By: Ben Sutherland
Tomorrow night’s highly anticipated bout between Canelo Alvarez and Gennady Golovkin is going the distance and here’s why.
First let’s look at Canelo. His aggressive Mexican style makes many fans believe he has what it takes to knock out Golovkin. However, a closer analysis of his last few fights does not necessarily support this assumption. His most recent win against Chavez Jr went the distance. Of course, Chavez was coming down from light heavyweight and didn’t come to fight. However, Canelo had 12 rounds of one sided fighting to try and get rid of him and didn’t come close. Before that, he fought Great Britain’s Liam Smith and whilst that fight was a knockout, he was a class above Smith going into the fight and was the much bigger man, coming down in weight.
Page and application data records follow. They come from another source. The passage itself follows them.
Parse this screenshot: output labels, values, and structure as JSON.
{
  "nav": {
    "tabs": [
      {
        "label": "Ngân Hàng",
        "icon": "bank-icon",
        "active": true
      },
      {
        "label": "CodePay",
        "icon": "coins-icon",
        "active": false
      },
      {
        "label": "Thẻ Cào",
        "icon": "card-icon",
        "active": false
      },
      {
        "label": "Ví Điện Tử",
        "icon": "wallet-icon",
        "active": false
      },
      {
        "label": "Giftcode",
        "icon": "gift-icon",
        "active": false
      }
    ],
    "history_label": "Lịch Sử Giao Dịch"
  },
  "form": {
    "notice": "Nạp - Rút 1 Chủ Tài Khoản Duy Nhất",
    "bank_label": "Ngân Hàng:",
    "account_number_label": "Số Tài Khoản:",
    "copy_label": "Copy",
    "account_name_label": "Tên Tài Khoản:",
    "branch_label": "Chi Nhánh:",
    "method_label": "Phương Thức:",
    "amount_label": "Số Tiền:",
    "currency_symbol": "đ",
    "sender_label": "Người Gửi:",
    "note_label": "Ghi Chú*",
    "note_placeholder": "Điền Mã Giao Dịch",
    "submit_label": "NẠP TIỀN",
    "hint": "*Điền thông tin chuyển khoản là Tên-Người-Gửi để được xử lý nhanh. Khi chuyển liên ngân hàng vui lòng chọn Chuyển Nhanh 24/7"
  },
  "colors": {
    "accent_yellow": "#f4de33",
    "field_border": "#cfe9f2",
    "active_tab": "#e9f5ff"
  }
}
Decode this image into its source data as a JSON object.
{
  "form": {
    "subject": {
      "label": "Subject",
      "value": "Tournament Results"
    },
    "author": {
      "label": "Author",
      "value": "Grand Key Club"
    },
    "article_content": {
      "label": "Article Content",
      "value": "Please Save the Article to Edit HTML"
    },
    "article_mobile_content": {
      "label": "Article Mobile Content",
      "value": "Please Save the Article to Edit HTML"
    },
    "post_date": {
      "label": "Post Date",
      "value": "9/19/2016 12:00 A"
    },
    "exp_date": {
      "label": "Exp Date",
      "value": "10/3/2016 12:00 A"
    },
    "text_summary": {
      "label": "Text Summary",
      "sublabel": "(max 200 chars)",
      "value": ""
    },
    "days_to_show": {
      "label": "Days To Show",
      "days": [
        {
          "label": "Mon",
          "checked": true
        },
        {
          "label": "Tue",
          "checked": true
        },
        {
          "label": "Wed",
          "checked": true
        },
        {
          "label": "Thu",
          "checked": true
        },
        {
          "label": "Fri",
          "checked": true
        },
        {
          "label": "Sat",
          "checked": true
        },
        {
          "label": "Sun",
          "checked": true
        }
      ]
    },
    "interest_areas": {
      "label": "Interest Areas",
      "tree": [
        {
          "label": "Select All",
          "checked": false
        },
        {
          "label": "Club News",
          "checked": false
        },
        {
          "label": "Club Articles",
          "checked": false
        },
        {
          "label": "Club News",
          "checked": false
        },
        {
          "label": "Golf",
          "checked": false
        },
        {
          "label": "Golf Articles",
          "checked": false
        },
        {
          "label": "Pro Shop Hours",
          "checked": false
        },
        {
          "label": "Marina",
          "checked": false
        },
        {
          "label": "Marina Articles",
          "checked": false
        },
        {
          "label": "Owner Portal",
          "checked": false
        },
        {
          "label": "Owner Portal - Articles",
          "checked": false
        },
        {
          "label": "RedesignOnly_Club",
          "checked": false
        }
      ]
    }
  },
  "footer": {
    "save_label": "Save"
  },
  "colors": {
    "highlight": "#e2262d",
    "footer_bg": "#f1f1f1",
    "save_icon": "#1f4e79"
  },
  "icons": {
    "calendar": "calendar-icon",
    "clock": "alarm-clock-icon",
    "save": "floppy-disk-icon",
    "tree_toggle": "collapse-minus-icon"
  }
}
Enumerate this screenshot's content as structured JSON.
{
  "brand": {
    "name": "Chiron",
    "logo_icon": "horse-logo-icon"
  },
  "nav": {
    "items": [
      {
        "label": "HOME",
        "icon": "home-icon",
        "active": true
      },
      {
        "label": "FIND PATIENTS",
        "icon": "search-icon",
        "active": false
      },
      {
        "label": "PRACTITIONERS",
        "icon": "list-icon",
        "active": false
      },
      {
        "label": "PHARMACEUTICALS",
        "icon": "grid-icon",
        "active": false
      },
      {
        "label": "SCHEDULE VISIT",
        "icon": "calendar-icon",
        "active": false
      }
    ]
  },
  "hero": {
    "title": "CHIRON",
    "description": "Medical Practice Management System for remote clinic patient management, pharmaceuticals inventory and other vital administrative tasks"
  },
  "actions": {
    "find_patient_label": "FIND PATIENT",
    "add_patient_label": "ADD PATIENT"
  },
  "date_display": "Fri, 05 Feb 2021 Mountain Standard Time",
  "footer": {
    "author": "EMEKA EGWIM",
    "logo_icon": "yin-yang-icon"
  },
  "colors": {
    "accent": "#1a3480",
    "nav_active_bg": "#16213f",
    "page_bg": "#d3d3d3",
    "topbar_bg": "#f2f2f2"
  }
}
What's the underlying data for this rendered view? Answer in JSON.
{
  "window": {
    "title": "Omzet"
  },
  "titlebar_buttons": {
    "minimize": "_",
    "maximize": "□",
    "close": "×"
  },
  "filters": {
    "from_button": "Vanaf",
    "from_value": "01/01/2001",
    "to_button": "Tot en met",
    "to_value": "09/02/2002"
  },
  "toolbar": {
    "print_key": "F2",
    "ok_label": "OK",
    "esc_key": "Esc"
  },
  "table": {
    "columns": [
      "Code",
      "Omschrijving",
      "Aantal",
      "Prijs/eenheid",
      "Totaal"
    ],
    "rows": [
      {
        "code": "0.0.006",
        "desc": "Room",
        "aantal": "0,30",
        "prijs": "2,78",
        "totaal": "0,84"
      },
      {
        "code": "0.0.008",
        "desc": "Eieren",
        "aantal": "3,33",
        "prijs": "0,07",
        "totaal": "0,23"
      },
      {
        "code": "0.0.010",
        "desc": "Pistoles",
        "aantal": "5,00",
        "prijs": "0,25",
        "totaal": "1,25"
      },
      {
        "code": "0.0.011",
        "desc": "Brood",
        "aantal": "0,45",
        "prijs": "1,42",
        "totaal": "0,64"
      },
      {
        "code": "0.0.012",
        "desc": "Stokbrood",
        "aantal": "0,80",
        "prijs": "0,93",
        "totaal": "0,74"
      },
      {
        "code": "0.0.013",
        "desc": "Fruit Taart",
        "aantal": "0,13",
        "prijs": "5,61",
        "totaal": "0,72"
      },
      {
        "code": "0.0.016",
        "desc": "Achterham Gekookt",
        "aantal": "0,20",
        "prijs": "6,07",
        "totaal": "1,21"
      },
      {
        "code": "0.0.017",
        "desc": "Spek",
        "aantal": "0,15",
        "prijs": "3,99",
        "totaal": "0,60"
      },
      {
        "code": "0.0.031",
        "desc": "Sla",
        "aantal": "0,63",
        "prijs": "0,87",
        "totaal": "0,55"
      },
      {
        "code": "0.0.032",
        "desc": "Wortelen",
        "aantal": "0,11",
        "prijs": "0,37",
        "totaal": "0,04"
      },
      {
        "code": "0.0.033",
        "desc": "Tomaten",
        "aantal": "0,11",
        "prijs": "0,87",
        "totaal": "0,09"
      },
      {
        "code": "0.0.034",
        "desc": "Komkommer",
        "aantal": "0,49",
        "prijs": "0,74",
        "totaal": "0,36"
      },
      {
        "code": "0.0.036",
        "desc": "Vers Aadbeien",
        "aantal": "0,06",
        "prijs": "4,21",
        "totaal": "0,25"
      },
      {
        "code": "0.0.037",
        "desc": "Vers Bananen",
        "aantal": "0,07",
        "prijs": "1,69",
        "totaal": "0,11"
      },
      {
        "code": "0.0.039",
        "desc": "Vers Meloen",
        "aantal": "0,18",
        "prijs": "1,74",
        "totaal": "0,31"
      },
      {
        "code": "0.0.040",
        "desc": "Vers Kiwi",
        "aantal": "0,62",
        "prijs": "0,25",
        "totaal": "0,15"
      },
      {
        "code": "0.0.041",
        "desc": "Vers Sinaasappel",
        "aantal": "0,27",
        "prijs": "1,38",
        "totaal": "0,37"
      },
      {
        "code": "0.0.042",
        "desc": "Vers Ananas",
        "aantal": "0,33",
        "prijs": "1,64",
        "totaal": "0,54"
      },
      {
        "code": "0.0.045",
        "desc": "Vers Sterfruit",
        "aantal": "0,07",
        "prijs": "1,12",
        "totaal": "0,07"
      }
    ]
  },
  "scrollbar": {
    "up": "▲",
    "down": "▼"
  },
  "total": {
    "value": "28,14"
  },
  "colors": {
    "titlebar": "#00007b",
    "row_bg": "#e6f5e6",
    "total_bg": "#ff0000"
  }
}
Canelo devastatingly knocked out Amir Khan but Khan has a notoriously weak chin and was coming up from welterweight to fight him. Prior to the Khan fight, Canelo comfortably beat Cotto but also failed to stop him. Does Canelo have power? Of course he does, he is a world class boxer. But I can’t help but feel that thanks to the additional muscle that Canelo has packed on, his power has been greatly overstated in the wider media in the build up to this fight.
Similar evidence is readily available to refute claims about Golovkin’s current power at the highest level. Yes he has in previous years been avoided due to his knockout potential and 33 KO’s in his 37 professional fights somewhat confirm these fears. The most obvious piece of evidence is his recent fight against Danny Jacobs. Whilst he put Jacobs down in the fight, it was a flash knockdown rather than a legitimately destructive knockdown. Jacobs clearly wasn’t that hurt by it as he fought back to take Golovkin 12 rounds, asking questions that had previously not been put to Golovkin in his professional career. Prior to Jacobs, Golovkin actually looked somewhat suspect for a brief second against Kell Brook. Whilst the fight ended in stoppage as Brooks corner threw in the towel, it says more about underlying structural weaknesses in Brook than it does about Golovkin’s power, especially when you consider that Brooks other eye socket was damaged in his more recent bout with Errol Spence Jr. Golovkin has left a trail of destruction in his wake in all of his fights prior to Brook, hence his reputation. However, all of those boxers were not elite world champion fighters like Canelo and Golovkin was simply a cut above them all. Once again does Golovkin have devastating power? Certainly at a lower level but he hasn’t consistently got rid boxers from the highest echelons of the sport. The power he does have is also waning. Father time is catching up to him and slowly stripping him of the power that Martin Murray described as making him “feel like he was giving birth”.
There is also the not so small issue that neither of these fighters have ever been knocked down, let alone knocked out. Golovkin especially, has a notoriously strong chin. As much as Canelo has been branded as the epitome of a Mexican fighter, he has great defense and is incredibly evasive. He has also taken a few shots in his time and has barely been wobbled. Whilst often in boxing, a strong chin really means that a fighter doesn’t get hit very much, both fighters have taken punches and handled it with aplomb.
Granted, this fight represents new challenges for both boxers but there is no real reason to suggest that either fighter will all of a sudden become vulnerable in this fight. Much has been made of Canelo’s new bulk that he has added in this training camp but ultimately he still has to make 160lb the day before the fight and 170lb the day of the fight if he wants to fight for the IBF title. Consequently, any advantage he gains will be at least somewhat mitigated. Not to mention the potential reduction in speed that this bulk also carries.
This lack of knockout becomes more likely when you consider the gravity of this fight for both men. It is career defining stuff. Consequently, it’s a fight in which both fighters will look to minimize risk. Whilst Oscar De La Hoya is trying to pitch the fight as a fire slinging brawl, I hardly suspect that it will be so. It is important to bear in mind that De La Hoya is a promoter trying to sell a fight in a post Mayweather v McGregor vacuum in which most fans pay per view budgets have been seriously depleted. A more likely scenario is that both fighters will dance around each other for a couple of rounds and ease their way into the fight. By the time either fighter gets into their work, they will be deep into the fight and therefore fatigued and will have consequently lost their edge in the power department.
Canelo is the younger, more technically proficient boxer and in a world where there is no knockout, I think Canelo’s youth and skills will allow him to craft out a victory on points. However, when I sit down at the bar on Saturday night to watch the spectacle, I will be anticipating 45 minutes of enthralling boxing action. For my money, it is going the distance.